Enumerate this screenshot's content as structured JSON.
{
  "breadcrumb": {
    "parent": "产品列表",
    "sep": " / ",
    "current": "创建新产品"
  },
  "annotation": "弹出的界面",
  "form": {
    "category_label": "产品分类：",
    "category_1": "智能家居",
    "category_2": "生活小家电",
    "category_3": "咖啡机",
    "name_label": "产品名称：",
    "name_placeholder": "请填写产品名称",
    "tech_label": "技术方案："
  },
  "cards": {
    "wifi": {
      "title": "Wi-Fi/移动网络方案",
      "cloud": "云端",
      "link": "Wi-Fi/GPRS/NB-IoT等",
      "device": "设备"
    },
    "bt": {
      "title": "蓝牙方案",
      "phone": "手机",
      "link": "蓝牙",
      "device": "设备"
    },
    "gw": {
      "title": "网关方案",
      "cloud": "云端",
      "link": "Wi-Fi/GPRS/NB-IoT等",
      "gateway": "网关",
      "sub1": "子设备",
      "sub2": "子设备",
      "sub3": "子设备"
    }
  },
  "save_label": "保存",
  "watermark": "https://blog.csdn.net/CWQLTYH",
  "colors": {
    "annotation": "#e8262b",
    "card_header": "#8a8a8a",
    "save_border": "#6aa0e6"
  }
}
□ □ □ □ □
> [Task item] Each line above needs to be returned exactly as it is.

> [Problem solution]
Enumerate this screenshot's content as structured JSON.
{
  "breadcrumb": {
    "parent": "产品列表",
    "sep": " / ",
    "current": "创建新产品"
  },
  "annotation": "弹出的界面",
  "form": {
    "category_label": "产品分类：",
    "category_1": "智能家居",
    "category_2": "生活小家电",
    "category_3": "咖啡机",
    "name_label": "产品名称：",
    "name_placeholder": "请填写产品名称",
    "tech_label": "技术方案："
  },
  "cards": {
    "wifi": {
      "title": "Wi-Fi/移动网络方案",
      "cloud": "云端",
      "link": "Wi-Fi/GPRS/NB-IoT等",
      "device": "设备"
    },
    "bt": {
      "title": "蓝牙方案",
      "phone": "手机",
      "link": "蓝牙",
      "device": "设备"
    },
    "gw": {
      "title": "网关方案",
      "cloud": "云端",
      "link": "Wi-Fi/GPRS/NB-IoT等",
      "gateway": "网关",
      "sub1": "子设备",
      "sub2": "子设备",
      "sub3": "子设备"
    }
  },
  "save_label": "保存",
  "watermark": "https://blog.csdn.net/CWQLTYH",
  "colors": {
    "annotation": "#e8262b",
    "card_header": "#8a8a8a",
    "save_border": "#6aa0e6"
  }
}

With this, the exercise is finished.